“As our crews are busy right now performing fuel reduction work and conducting defensible space inspections, funding these projects will add significant fire prevention efforts to combat California’s severe fire risk,” Cal Fire Director Thomas Porter said in a statement.

Of the $43 million in funding the state agency has awarded, $33 million comes from the California Climate Investments Program and $10 million comes from the Community Wildfire Prevention Program. The former is a statewide program that funds projects to reduce greenhouse gas emissions and improve public health and the environment in disadvantaged communities.

The boundary for the Lompoc Valley Fuel Reduction Project covers about 49,600 acres near Vandenberg Village and Mission Hills. The project encompasses fuel reduction along 15.1 miles of road; 678 acres of fuel reduction within La Purisima Mission State Park, including the removal of 150 dead trees; and fuel treatment on 18 acres between Vandenberg Air Force Base and Buellton.

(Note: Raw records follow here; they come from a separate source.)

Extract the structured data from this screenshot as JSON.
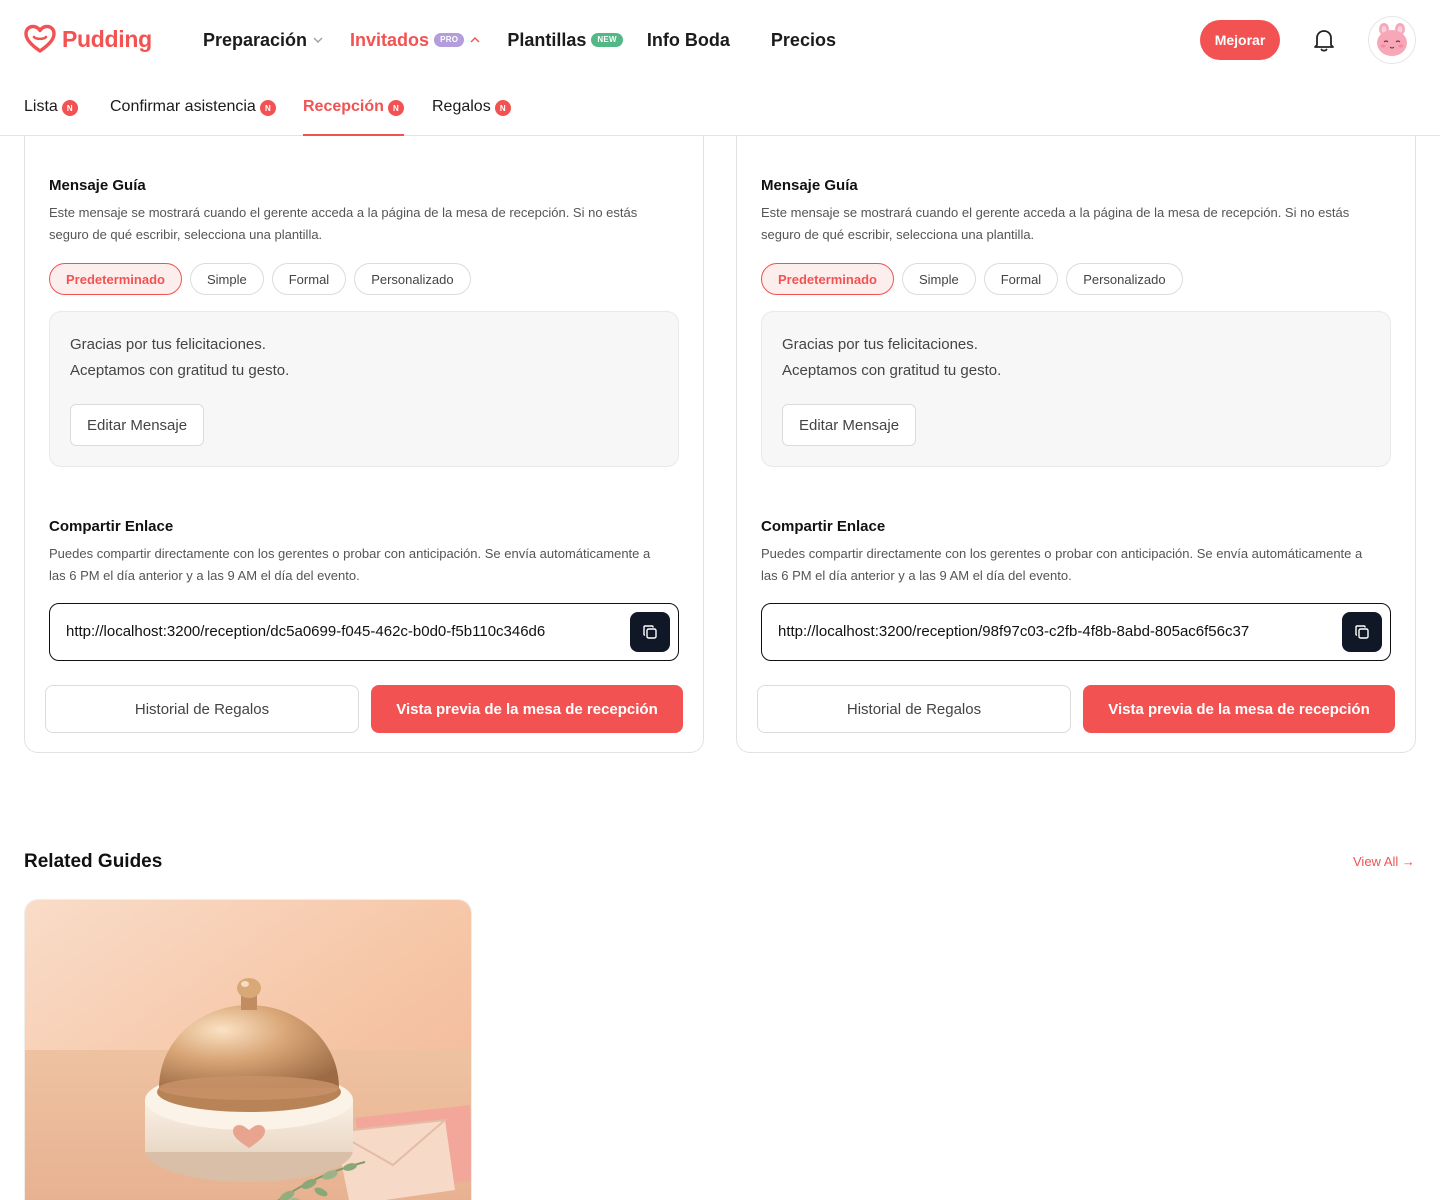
{
  "brand": {
    "name": "Pudding",
    "color": "#f25252"
  },
  "nav": {
    "items": [
      {
        "label": "Preparación",
        "icon": "chevron-down-icon"
      },
      {
        "label": "Invitados",
        "badge": "PRO",
        "icon": "chevron-up-icon",
        "active": true
      },
      {
        "label": "Plantillas",
        "badge": "NEW"
      },
      {
        "label": "Info Boda"
      },
      {
        "label": "Precios"
      }
    ],
    "upgrade_label": "Mejorar",
    "notification_icon": "bell-icon",
    "avatar_icon": "bunny-avatar-icon"
  },
  "subtabs": [
    {
      "label": "Lista",
      "badge": "N"
    },
    {
      "label": "Confirmar asistencia",
      "badge": "N"
    },
    {
      "label": "Recepción",
      "badge": "N",
      "active": true
    },
    {
      "label": "Regalos",
      "badge": "N"
    }
  ],
  "cards": [
    {
      "guide_title": "Mensaje Guía",
      "guide_desc_1": "Este mensaje se mostrará cuando el gerente acceda a la página de la mesa de recepción. Si no estás",
      "guide_desc_2": "seguro de qué escribir, selecciona una plantilla.",
      "templates": [
        "Predeterminado",
        "Simple",
        "Formal",
        "Personalizado"
      ],
      "selected_template": "Predeterminado",
      "message_line_1": "Gracias por tus felicitaciones.",
      "message_line_2": "Aceptamos con gratitud tu gesto.",
      "edit_label": "Editar Mensaje",
      "share_title": "Compartir Enlace",
      "share_desc_1": "Puedes compartir directamente con los gerentes o probar con anticipación. Se envía automáticamente a",
      "share_desc_2": "las 6 PM el día anterior y a las 9 AM el día del evento.",
      "link": "http://localhost:3200/reception/dc5a0699-f045-462c-b0d0-f5b110c346d6",
      "history_label": "Historial de Regalos",
      "preview_label": "Vista previa de la mesa de recepción"
    },
    {
      "guide_title": "Mensaje Guía",
      "guide_desc_1": "Este mensaje se mostrará cuando el gerente acceda a la página de la mesa de recepción. Si no estás",
      "guide_desc_2": "seguro de qué escribir, selecciona una plantilla.",
      "templates": [
        "Predeterminado",
        "Simple",
        "Formal",
        "Personalizado"
      ],
      "selected_template": "Predeterminado",
      "message_line_1": "Gracias por tus felicitaciones.",
      "message_line_2": "Aceptamos con gratitud tu gesto.",
      "edit_label": "Editar Mensaje",
      "share_title": "Compartir Enlace",
      "share_desc_1": "Puedes compartir directamente con los gerentes o probar con anticipación. Se envía automáticamente a",
      "share_desc_2": "las 6 PM el día anterior y a las 9 AM el día del evento.",
      "link": "http://localhost:3200/reception/98f97c03-c2fb-4f8b-8abd-805ac6f56c37",
      "history_label": "Historial de Regalos",
      "preview_label": "Vista previa de la mesa de recepción"
    }
  ],
  "related": {
    "title": "Related Guides",
    "view_all": "View All →",
    "guides": [
      {
        "image_icon": "reception-bell-illustration"
      }
    ]
  }
}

According to the Santa Barbara County Fire Department, reducing the fuel in this area will protect communities within the project boundary, which encompasses about 14,300 homes.

“The activities in this project protect the surrounding wildlife, watersheds, and the environment; while also promoting age class diversity and resiliency for the local vegetation,” reads a statement from the county fire department.

The Lompoc Valley has experienced several wildfires in recent years. In 2016, the Canyon Fire burned 12,472 acres in the area, and in 2017, the Rucker Fire threatened 100 homes.

The announcement of this grant funding comes months after the Camp Fire devastated Northern California and became the most destructive fire in the state’s history. In response to the increasing frequency and intensity of fires throughout the state, Gov. Gavin Newsom issued an executive order earlier this year directing Cal Fire to compile a list of recommended actions to prevent wildfires.

In response, Cal Fire released a report in April with a list of 35 projects that could reduce fuel for wildfires. Although the report doesn’t include the Lompoc Valley project, it details the importance of fire prevention efforts throughout the state.

“Climate change, an epidemic of dead and dying trees, and the proliferation of new homes in the wildland-urban interface magnify the threat and place substantially more people and property at risk than in preceding decades,” the report states.




Weekly Poll
How should Lompoc respond to the lawsuit claiming its ordinance restricting where registered sex offenders can live is unconstitutional?

The city should fight the lawsuit in court.
The city needs to repeal the ordinance and settle the lawsuit.
Most cities in California have already repealed similar ordinances.
Keep the ordinance. Residents need it for public safety.

| Poll Results